• EXERCISE DETAILS:
Check every line below for the string "ЦЭДМ". Copy the ones that have it.

• SOURCE INFORMATION:
==============================

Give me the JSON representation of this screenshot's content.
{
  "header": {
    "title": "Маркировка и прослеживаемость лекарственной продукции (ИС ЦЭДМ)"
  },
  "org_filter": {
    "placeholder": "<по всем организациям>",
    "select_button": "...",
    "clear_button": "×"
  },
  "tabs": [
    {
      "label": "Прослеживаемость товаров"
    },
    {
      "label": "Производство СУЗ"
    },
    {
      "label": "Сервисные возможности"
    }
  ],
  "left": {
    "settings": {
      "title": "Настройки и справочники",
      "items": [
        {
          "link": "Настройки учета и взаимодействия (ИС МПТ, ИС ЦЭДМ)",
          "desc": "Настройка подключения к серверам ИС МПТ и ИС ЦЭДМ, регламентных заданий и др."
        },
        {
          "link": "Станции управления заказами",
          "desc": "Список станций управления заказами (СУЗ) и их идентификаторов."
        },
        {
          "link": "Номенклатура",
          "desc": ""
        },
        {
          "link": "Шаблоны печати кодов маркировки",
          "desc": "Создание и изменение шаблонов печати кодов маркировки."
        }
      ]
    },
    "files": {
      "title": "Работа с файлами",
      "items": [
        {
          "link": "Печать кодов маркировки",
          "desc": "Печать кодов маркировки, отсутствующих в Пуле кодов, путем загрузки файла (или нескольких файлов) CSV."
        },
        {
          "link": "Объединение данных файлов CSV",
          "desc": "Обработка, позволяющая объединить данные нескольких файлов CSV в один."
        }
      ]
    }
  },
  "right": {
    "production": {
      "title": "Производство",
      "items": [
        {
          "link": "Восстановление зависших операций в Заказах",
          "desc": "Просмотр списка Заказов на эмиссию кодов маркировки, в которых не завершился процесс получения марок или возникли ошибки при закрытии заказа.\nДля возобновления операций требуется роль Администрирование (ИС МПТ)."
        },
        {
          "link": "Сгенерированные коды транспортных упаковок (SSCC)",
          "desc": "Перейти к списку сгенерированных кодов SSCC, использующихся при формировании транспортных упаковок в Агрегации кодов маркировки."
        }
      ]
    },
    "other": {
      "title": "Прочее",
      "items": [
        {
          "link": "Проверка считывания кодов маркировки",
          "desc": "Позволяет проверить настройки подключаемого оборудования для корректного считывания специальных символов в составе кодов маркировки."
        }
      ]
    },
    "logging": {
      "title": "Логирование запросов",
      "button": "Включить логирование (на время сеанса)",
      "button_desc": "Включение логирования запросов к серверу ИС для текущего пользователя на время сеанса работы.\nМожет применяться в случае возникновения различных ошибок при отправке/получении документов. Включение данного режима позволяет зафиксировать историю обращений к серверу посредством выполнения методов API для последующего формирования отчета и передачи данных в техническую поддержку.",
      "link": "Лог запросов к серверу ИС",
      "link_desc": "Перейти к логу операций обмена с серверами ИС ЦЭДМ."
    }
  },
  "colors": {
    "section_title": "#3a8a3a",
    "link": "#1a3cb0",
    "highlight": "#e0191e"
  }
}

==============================

• TASK OUTPUT:
    "title": "Маркировка и прослеживаемость лекарственной продукции (ИС ЦЭДМ)"
          "link": "Настройки учета и взаимодействия (ИС МПТ, ИС ЦЭДМ)",
          "desc": "Настройка подключения к серверам ИС МПТ и ИС ЦЭДМ, регламентных заданий и др."
      "link_desc": "Перейти к логу операций обмена с серверами ИС ЦЭДМ."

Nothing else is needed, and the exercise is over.